[Record extracts — start]
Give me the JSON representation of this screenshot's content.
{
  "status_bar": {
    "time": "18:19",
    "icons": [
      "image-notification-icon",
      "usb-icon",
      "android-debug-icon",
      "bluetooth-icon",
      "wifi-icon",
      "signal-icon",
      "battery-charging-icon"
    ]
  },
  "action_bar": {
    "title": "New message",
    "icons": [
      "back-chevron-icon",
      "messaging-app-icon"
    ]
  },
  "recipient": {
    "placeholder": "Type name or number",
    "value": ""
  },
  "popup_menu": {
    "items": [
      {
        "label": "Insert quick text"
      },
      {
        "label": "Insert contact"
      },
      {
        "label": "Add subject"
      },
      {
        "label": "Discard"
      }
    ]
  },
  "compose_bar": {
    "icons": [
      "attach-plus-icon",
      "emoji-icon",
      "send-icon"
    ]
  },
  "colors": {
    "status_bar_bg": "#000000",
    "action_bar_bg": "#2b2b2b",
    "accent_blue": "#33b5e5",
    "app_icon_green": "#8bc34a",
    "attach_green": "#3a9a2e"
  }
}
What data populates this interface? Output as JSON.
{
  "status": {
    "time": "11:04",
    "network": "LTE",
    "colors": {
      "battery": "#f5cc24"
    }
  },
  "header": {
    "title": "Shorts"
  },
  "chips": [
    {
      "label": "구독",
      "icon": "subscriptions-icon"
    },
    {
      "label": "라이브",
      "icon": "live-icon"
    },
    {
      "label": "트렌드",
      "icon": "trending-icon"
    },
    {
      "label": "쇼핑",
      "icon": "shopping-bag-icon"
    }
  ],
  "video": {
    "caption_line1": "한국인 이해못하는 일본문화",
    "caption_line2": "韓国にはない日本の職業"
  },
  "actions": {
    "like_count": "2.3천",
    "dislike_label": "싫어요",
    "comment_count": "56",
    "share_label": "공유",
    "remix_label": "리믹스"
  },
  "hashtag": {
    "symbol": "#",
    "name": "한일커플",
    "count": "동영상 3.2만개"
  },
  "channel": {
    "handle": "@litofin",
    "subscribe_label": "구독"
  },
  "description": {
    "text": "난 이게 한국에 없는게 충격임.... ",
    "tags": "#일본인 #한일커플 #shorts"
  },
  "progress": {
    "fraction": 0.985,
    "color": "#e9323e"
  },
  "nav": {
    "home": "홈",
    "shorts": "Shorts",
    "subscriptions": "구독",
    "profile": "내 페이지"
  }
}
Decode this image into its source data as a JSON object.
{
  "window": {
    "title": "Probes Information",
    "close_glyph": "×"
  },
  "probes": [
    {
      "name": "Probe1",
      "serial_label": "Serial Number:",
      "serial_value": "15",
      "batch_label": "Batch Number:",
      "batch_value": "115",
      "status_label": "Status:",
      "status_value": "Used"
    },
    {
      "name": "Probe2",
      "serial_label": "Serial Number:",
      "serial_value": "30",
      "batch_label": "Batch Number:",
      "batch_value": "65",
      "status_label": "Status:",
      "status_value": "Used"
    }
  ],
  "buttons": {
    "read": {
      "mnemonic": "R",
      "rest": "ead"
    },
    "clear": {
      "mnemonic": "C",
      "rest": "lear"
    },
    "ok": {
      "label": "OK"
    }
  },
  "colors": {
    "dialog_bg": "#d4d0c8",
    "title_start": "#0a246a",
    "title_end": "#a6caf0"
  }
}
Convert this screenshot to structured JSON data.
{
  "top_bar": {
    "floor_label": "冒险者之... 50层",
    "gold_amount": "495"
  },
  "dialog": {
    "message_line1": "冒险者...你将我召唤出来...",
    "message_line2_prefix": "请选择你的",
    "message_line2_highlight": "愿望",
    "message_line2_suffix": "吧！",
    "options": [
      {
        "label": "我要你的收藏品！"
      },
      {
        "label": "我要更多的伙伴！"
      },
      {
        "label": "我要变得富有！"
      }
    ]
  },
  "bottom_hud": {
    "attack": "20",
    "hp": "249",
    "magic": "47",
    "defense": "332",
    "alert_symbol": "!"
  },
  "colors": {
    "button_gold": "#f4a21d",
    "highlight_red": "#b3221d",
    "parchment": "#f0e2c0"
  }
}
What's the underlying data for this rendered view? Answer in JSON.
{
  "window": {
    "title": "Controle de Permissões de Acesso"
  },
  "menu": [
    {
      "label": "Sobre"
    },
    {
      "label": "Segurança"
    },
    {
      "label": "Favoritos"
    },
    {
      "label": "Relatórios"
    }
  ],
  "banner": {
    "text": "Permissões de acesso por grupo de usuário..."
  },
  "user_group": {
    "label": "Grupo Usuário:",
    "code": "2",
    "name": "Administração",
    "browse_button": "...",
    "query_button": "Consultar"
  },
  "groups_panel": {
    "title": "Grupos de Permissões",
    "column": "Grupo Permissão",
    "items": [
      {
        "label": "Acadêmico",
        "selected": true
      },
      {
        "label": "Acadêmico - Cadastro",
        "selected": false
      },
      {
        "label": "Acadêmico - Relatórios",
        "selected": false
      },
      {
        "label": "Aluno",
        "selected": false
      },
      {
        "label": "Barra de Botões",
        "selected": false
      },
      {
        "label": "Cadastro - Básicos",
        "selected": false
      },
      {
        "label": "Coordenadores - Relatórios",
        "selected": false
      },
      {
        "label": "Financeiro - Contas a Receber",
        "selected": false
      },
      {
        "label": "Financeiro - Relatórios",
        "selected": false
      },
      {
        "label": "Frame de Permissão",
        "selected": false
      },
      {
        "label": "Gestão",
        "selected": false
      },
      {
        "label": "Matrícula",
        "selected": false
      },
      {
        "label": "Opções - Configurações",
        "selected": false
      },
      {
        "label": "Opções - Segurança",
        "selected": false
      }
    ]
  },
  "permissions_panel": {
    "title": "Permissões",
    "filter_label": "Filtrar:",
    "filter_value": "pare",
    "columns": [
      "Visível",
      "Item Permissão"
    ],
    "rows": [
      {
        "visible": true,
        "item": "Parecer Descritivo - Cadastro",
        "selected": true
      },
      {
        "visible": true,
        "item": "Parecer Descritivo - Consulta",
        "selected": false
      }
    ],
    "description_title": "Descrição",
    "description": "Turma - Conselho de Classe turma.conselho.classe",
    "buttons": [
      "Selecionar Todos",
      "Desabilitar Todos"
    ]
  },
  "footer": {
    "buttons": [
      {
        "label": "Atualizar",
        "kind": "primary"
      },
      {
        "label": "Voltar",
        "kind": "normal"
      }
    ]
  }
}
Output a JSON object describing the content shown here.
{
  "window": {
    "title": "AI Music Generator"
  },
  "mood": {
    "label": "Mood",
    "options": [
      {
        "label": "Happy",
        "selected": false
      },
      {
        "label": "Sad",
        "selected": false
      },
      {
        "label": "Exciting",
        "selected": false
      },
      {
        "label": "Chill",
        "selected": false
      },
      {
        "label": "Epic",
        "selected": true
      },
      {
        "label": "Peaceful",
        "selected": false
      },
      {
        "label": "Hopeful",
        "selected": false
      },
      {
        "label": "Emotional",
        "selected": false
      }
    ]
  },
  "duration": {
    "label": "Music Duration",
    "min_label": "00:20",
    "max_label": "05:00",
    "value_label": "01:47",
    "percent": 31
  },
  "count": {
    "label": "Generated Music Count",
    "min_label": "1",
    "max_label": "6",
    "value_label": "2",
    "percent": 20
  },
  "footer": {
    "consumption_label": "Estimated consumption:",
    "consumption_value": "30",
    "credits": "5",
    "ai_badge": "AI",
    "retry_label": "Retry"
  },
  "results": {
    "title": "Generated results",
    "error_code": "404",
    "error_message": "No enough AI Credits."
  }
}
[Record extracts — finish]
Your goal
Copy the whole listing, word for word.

Result of the task
Give me the JSON representation of this screenshot's content.
{
  "status_bar": {
    "time": "18:19",
    "icons": [
      "image-notification-icon",
      "usb-icon",
      "android-debug-icon",
      "bluetooth-icon",
      "wifi-icon",
      "signal-icon",
      "battery-charging-icon"
    ]
  },
  "action_bar": {
    "title": "New message",
    "icons": [
      "back-chevron-icon",
      "messaging-app-icon"
    ]
  },
  "recipient": {
    "placeholder": "Type name or number",
    "value": ""
  },
  "popup_menu": {
    "items": [
      {
        "label": "Insert quick text"
      },
      {
        "label": "Insert contact"
      },
      {
        "label": "Add subject"
      },
      {
        "label": "Discard"
      }
    ]
  },
  "compose_bar": {
    "icons": [
      "attach-plus-icon",
      "emoji-icon",
      "send-icon"
    ]
  },
  "colors": {
    "status_bar_bg": "#000000",
    "action_bar_bg": "#2b2b2b",
    "accent_blue": "#33b5e5",
    "app_icon_green": "#8bc34a",
    "attach_green": "#3a9a2e"
  }
}
What data populates this interface? Output as JSON.
{
  "status": {
    "time": "11:04",
    "network": "LTE",
    "colors": {
      "battery": "#f5cc24"
    }
  },
  "header": {
    "title": "Shorts"
  },
  "chips": [
    {
      "label": "구독",
      "icon": "subscriptions-icon"
    },
    {
      "label": "라이브",
      "icon": "live-icon"
    },
    {
      "label": "트렌드",
      "icon": "trending-icon"
    },
    {
      "label": "쇼핑",
      "icon": "shopping-bag-icon"
    }
  ],
  "video": {
    "caption_line1": "한국인 이해못하는 일본문화",
    "caption_line2": "韓国にはない日本の職業"
  },
  "actions": {
    "like_count": "2.3천",
    "dislike_label": "싫어요",
    "comment_count": "56",
    "share_label": "공유",
    "remix_label": "리믹스"
  },
  "hashtag": {
    "symbol": "#",
    "name": "한일커플",
    "count": "동영상 3.2만개"
  },
  "channel": {
    "handle": "@litofin",
    "subscribe_label": "구독"
  },
  "description": {
    "text": "난 이게 한국에 없는게 충격임.... ",
    "tags": "#일본인 #한일커플 #shorts"
  },
  "progress": {
    "fraction": 0.985,
    "color": "#e9323e"
  },
  "nav": {
    "home": "홈",
    "shorts": "Shorts",
    "subscriptions": "구독",
    "profile": "내 페이지"
  }
}
Decode this image into its source data as a JSON object.
{
  "window": {
    "title": "Probes Information",
    "close_glyph": "×"
  },
  "probes": [
    {
      "name": "Probe1",
      "serial_label": "Serial Number:",
      "serial_value": "15",
      "batch_label": "Batch Number:",
      "batch_value": "115",
      "status_label": "Status:",
      "status_value": "Used"
    },
    {
      "name": "Probe2",
      "serial_label": "Serial Number:",
      "serial_value": "30",
      "batch_label": "Batch Number:",
      "batch_value": "65",
      "status_label": "Status:",
      "status_value": "Used"
    }
  ],
  "buttons": {
    "read": {
      "mnemonic": "R",
      "rest": "ead"
    },
    "clear": {
      "mnemonic": "C",
      "rest": "lear"
    },
    "ok": {
      "label": "OK"
    }
  },
  "colors": {
    "dialog_bg": "#d4d0c8",
    "title_start": "#0a246a",
    "title_end": "#a6caf0"
  }
}
Convert this screenshot to structured JSON data.
{
  "top_bar": {
    "floor_label": "冒险者之... 50层",
    "gold_amount": "495"
  },
  "dialog": {
    "message_line1": "冒险者...你将我召唤出来...",
    "message_line2_prefix": "请选择你的",
    "message_line2_highlight": "愿望",
    "message_line2_suffix": "吧！",
    "options": [
      {
        "label": "我要你的收藏品！"
      },
      {
        "label": "我要更多的伙伴！"
      },
      {
        "label": "我要变得富有！"
      }
    ]
  },
  "bottom_hud": {
    "attack": "20",
    "hp": "249",
    "magic": "47",
    "defense": "332",
    "alert_symbol": "!"
  },
  "colors": {
    "button_gold": "#f4a21d",
    "highlight_red": "#b3221d",
    "parchment": "#f0e2c0"
  }
}
What's the underlying data for this rendered view? Answer in JSON.
{
  "window": {
    "title": "Controle de Permissões de Acesso"
  },
  "menu": [
    {
      "label": "Sobre"
    },
    {
      "label": "Segurança"
    },
    {
      "label": "Favoritos"
    },
    {
      "label": "Relatórios"
    }
  ],
  "banner": {
    "text": "Permissões de acesso por grupo de usuário..."
  },
  "user_group": {
    "label": "Grupo Usuário:",
    "code": "2",
    "name": "Administração",
    "browse_button": "...",
    "query_button": "Consultar"
  },
  "groups_panel": {
    "title": "Grupos de Permissões",
    "column": "Grupo Permissão",
    "items": [
      {
        "label": "Acadêmico",
        "selected": true
      },
      {
        "label": "Acadêmico - Cadastro",
        "selected": false
      },
      {
        "label": "Acadêmico - Relatórios",
        "selected": false
      },
      {
        "label": "Aluno",
        "selected": false
      },
      {
        "label": "Barra de Botões",
        "selected": false
      },
      {
        "label": "Cadastro - Básicos",
        "selected": false
      },
      {
        "label": "Coordenadores - Relatórios",
        "selected": false
      },
      {
        "label": "Financeiro - Contas a Receber",
        "selected": false
      },
      {
        "label": "Financeiro - Relatórios",
        "selected": false
      },
      {
        "label": "Frame de Permissão",
        "selected": false
      },
      {
        "label": "Gestão",
        "selected": false
      },
      {
        "label": "Matrícula",
        "selected": false
      },
      {
        "label": "Opções - Configurações",
        "selected": false
      },
      {
        "label": "Opções - Segurança",
        "selected": false
      }
    ]
  },
  "permissions_panel": {
    "title": "Permissões",
    "filter_label": "Filtrar:",
    "filter_value": "pare",
    "columns": [
      "Visível",
      "Item Permissão"
    ],
    "rows": [
      {
        "visible": true,
        "item": "Parecer Descritivo - Cadastro",
        "selected": true
      },
      {
        "visible": true,
        "item": "Parecer Descritivo - Consulta",
        "selected": false
      }
    ],
    "description_title": "Descrição",
    "description": "Turma - Conselho de Classe turma.conselho.classe",
    "buttons": [
      "Selecionar Todos",
      "Desabilitar Todos"
    ]
  },
  "footer": {
    "buttons": [
      {
        "label": "Atualizar",
        "kind": "primary"
      },
      {
        "label": "Voltar",
        "kind": "normal"
      }
    ]
  }
}
Output a JSON object describing the content shown here.
{
  "window": {
    "title": "AI Music Generator"
  },
  "mood": {
    "label": "Mood",
    "options": [
      {
        "label": "Happy",
        "selected": false
      },
      {
        "label": "Sad",
        "selected": false
      },
      {
        "label": "Exciting",
        "selected": false
      },
      {
        "label": "Chill",
        "selected": false
      },
      {
        "label": "Epic",
        "selected": true
      },
      {
        "label": "Peaceful",
        "selected": false
      },
      {
        "label": "Hopeful",
        "selected": false
      },
      {
        "label": "Emotional",
        "selected": false
      }
    ]
  },
  "duration": {
    "label": "Music Duration",
    "min_label": "00:20",
    "max_label": "05:00",
    "value_label": "01:47",
    "percent": 31
  },
  "count": {
    "label": "Generated Music Count",
    "min_label": "1",
    "max_label": "6",
    "value_label": "2",
    "percent": 20
  },
  "footer": {
    "consumption_label": "Estimated consumption:",
    "consumption_value": "30",
    "credits": "5",
    "ai_badge": "AI",
    "retry_label": "Retry"
  },
  "results": {
    "title": "Generated results",
    "error_code": "404",
    "error_message": "No enough AI Credits."
  }
}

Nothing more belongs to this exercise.